In the mid 1960’s, legendary president of Pan Am Juan Trippe met with executives of the Boeing company to begin design of a new airliner. This would be an airplane that could transport almost 500 passengers more than 5,000 miles. Thus the Boeing 747 was conceived.
In order to build the largest commercial airliner ever conceived, thousands of engineers had to design millions of parts. Boeing built that largest building in the world to house the 747 production line. New technologies in jet and wing design had to be developed to lift an aircraft that would weigh nearly 750,000 lbs. when fully loaded.
To make such a revolutionary aircraft as safe as possible, the designers employed a new system called Fault-Tree Analysis. If something went wrong or a part or system failed, they would look at all the different ways that part or system was related to other parts and systems in the rest of the airplane.
I am absolutely amazed by the complexity of a machine like a 747. The airplane has six million different parts that all come together to create one magnificent flying machine.
In our Torah portion this week, we meet the world’s first human beings. The Torah teaches us that God sought to create humanity in God’s own image. But this is a confounding paradox: What does it mean to be created in the image of God who has no image?
We think of God as the Author of Creation, the One who intimately knows every drop of water, every blade of grass, every tree in the forest, every reed in every swamp, every speck of algae. God is the One who knows every bird and every insect, every fish and every animal. God is the One who knows each and every one of the more than seven billion people who comprise the human family.
And the rabbis teach that in the beginning, Adam too, was aware of it all. As legendary professor Daniel Matt writes, “The first human being had no clear-cut sense of a separate self. His consciousness was unbounded; he was one with the cosmos.”
Adam was created to share in God’s sensitivity and awareness. He understood what made each individual part of the glorious creation special and holy. Thus he was given the awesome task of naming each and every thing.
“And the LORD God formed out of the earth all the wild beasts and all the birds of the sky, and brought them to the man to see what he would call them; and whatever the man called each living creature, that would be its name.” (Genesis 2:19)
But when Adam and Eve ate from the Tree of Knowledge of Good and Evil, something drastically changed. They each became aware of their own uniqueness and conscious of their individual selves. The fruit of the tree did not lead to an expansion of their awareness – instead it led to a contraction of their consciousness, and a growing obsession on their individual selves.
This is why in the next story Cain has such a difficult time. When Cain brings his offering, but instead God prefers his brother Abel, Cain is crestfallen. His feelings are hurt, his ego is wounded. What about ME? What about MY offering? What about MY feelings?
No longer does he care about the larger mosaic of creation, no longer is he aware of the fullness of the cosmos – his focus has turned only on himself. That’s why when God asks: “Where is your brother Abel?” Cain responds to the Holy One: “Am I my brother’s keeper?”
Life demands that we be self-aware.

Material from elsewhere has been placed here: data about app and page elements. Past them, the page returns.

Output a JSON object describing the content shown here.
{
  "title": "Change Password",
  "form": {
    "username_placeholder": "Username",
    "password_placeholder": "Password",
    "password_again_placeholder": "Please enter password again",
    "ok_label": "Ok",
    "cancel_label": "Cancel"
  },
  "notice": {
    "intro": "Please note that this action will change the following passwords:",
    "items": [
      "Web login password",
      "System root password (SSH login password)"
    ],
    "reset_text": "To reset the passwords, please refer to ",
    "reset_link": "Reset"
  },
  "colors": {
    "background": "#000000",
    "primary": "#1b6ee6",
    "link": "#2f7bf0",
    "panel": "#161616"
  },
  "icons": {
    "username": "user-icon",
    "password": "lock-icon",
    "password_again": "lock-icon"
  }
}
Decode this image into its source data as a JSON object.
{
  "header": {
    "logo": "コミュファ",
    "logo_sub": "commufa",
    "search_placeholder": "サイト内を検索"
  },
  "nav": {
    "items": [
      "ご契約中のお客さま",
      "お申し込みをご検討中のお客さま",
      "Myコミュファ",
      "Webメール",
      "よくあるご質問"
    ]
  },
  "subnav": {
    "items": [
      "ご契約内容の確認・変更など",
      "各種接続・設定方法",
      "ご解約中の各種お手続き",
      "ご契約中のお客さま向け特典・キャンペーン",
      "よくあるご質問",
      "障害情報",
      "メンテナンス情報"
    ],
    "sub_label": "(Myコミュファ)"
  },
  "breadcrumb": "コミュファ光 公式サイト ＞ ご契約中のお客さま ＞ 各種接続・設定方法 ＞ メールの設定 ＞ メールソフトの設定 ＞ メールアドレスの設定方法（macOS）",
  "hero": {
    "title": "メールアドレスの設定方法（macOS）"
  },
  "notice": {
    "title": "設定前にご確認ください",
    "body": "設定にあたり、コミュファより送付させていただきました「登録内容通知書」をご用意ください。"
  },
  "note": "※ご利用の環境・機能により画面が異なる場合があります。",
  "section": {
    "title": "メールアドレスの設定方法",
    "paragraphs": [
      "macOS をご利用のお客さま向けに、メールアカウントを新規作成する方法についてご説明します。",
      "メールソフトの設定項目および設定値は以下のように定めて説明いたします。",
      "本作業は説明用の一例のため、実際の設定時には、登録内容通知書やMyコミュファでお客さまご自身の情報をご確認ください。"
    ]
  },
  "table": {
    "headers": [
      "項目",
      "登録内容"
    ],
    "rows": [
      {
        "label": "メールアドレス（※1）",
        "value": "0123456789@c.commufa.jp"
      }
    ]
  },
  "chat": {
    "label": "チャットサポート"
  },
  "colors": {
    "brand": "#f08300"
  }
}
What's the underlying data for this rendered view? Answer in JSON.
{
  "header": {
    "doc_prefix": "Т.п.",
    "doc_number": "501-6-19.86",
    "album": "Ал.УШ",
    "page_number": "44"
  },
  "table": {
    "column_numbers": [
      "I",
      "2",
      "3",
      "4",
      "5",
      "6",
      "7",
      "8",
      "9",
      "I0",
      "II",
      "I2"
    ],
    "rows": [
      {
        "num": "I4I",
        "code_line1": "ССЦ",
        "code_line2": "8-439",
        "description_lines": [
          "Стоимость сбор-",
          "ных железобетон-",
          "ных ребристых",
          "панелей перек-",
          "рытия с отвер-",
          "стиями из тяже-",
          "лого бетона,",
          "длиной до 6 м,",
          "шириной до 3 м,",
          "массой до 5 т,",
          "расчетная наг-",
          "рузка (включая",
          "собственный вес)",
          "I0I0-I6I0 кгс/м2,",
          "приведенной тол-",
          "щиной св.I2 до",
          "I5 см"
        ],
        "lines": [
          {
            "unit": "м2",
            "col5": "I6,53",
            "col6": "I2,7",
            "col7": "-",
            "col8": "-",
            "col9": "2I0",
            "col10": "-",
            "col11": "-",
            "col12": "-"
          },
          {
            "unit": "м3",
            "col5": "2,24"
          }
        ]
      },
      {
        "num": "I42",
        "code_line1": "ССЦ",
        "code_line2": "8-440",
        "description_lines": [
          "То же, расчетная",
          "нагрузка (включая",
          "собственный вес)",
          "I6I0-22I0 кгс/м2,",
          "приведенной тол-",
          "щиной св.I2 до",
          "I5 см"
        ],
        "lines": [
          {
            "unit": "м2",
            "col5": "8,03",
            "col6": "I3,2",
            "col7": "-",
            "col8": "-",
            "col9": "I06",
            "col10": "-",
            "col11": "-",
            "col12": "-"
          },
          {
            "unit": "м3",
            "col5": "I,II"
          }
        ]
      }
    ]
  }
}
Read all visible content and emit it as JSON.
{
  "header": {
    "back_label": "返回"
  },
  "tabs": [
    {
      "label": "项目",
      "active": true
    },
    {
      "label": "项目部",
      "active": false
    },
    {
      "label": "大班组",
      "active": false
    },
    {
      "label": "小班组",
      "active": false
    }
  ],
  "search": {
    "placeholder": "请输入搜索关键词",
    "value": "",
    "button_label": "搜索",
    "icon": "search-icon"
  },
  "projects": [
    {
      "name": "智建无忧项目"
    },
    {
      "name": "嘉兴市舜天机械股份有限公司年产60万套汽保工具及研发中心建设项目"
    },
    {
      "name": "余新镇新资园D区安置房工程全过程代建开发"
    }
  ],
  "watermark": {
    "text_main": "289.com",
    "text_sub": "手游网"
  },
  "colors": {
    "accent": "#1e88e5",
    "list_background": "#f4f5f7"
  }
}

Only as individuals can we know our own experience. We need to learn to take care of ourselves and to stand on our own two feet.
But we need to stop being so obsessively consumed with our individual selves, and learn to cultivate a broader awareness of how we complement the universe.
Our world is like a 747 – each of us is one vital part of an interdependent and interconnected whole. God needs us to become ever more aware of how we individually contribute to that grander design, so that together we can all work in tandem to take wing to the heavens.
Rabbi Dan Levin
Temple Beth El of Boca Raton
“Pray for the peace of Jerusalem…”